Original story published by Technology Centre Mongstad (TCM), 23 March 2020
The Norwegian Government is now proposing a continuation of the financial support for the Technologoy Centre Mongstad (TCM) CO2 capture test centre.
– This is very good news. TCM is an important part of the Norwegian carbon capture and storage (CCS) efforts, making significant contributions to the development of a necessary tool to mitigate climate change, says Norwegian Minister of Petroleum and Energy, Tina Bru.
The agreement provides a framework to diminish the reliance on both state aid and contributions from the industrial owners to finance the future operations of the TCM facilities. This is to be achieved through several measures.
– I appreciate that we have reached an agreement with the partners Equinor, Shell and Total to continue the operation of the facilities. The industrial commitment to TCM is very important for the government. The new agreement provides a good foundation to continue the positive development at TCM, says Bru.
Interest from international actors
— We see an increasing interest from international actors to test their technology at TCM. With the new agreement in place, TCM can continue the dialogue and cooperation with these actors to push forward the development of cost-effective capture technology, says Bru.
Since 2012, TCM has played an important role in testing, verifying and demonstrating a number of CO2 capture technologies on an industrial scale, and has garnered considerable recognition from companies and partners worldwide.
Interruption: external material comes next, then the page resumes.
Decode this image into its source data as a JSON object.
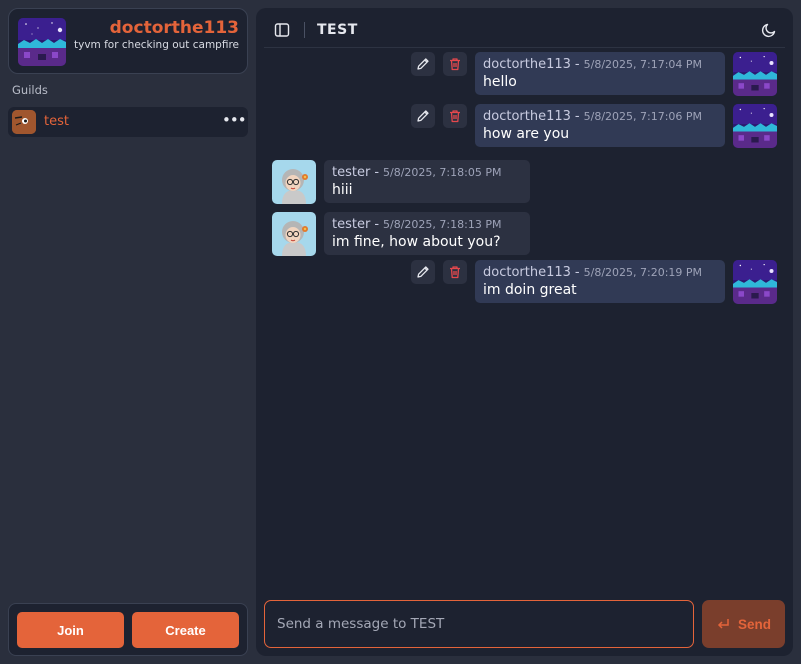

— Collaboration is key to ensuring the development and deployment of effective capture technologies in the future. We are very pleased that both the Norwegian government and our industrial owners have renewed their commitment to TCM operations. Now we will continue our efforts to making carbon capture as efficient as possible to combat climate change, says Gassnova’s chairman of TCM, Roy Vardheim.
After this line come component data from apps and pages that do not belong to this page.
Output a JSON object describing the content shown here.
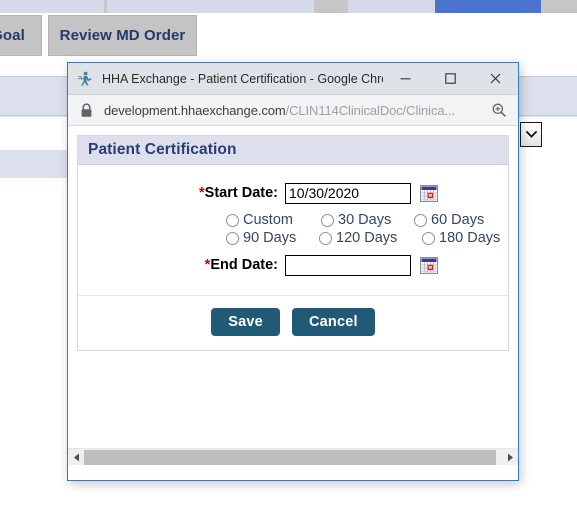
{
  "background": {
    "tabs": [
      {
        "name": "goal",
        "label": "Goal"
      },
      {
        "name": "review-md-order",
        "label": "Review MD Order"
      }
    ],
    "dropdown_icon": "chevron-down-icon",
    "colors": {
      "tab_bg": "#c4c4c4",
      "tab_text": "#26396b",
      "strip": "#d4dae8",
      "strip_accent": "#4a73cd",
      "band": "#dbe0ec"
    }
  },
  "browser_window": {
    "favicon": "hha-exchange-runner-icon",
    "title": "HHA Exchange - Patient Certification - Google Chrome",
    "controls": {
      "minimize": "minimize-icon",
      "maximize": "maximize-icon",
      "close": "close-icon"
    },
    "address_bar": {
      "security_icon": "lock-icon",
      "url_host": "development.hhaexchange.com",
      "url_path": "/CLIN114ClinicalDoc/Clinica...",
      "zoom_icon": "zoom-in-icon"
    },
    "scrollbar": {
      "left_arrow": "arrow-left-icon",
      "right_arrow": "arrow-right-icon"
    }
  },
  "dialog": {
    "heading": "Patient Certification",
    "start_date": {
      "label_star": "*",
      "label": "Start Date:",
      "value": "10/30/2020",
      "placeholder": "",
      "calendar_icon": "calendar-icon"
    },
    "end_date": {
      "label_star": "*",
      "label": "End Date:",
      "value": "",
      "placeholder": "",
      "calendar_icon": "calendar-icon"
    },
    "duration_options": [
      {
        "id": "custom",
        "label": "Custom",
        "selected": false
      },
      {
        "id": "30days",
        "label": "30 Days",
        "selected": false
      },
      {
        "id": "60days",
        "label": "60 Days",
        "selected": false
      },
      {
        "id": "90days",
        "label": "90 Days",
        "selected": false
      },
      {
        "id": "120days",
        "label": "120 Days",
        "selected": false
      },
      {
        "id": "180days",
        "label": "180 Days",
        "selected": false
      }
    ],
    "buttons": {
      "save": "Save",
      "cancel": "Cancel"
    },
    "colors": {
      "header_bg": "#dde0ec",
      "header_text": "#2c3c77",
      "button_bg": "#215a77",
      "required_star": "#cc0000",
      "radio_label": "#36465e"
    }
  }
}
Industrial scale demonstration of capture technology is an important part of the government’s CCS strategy. The strategy also focuses on research and development through the research program CLIMIT, Centres for Environment-friendly Energy Research (FME), and strong participation in European research programs. A central part of the strategy is the full-scale CCS project in Norway. The decision to continue the operations at TCM is not linked to the on-going work with the investment decision for the full-scale CCS project.
The budgetary implications for 2020 will be presented in connection with the national budget (RNB) 2020.
Photo courtesy of TCM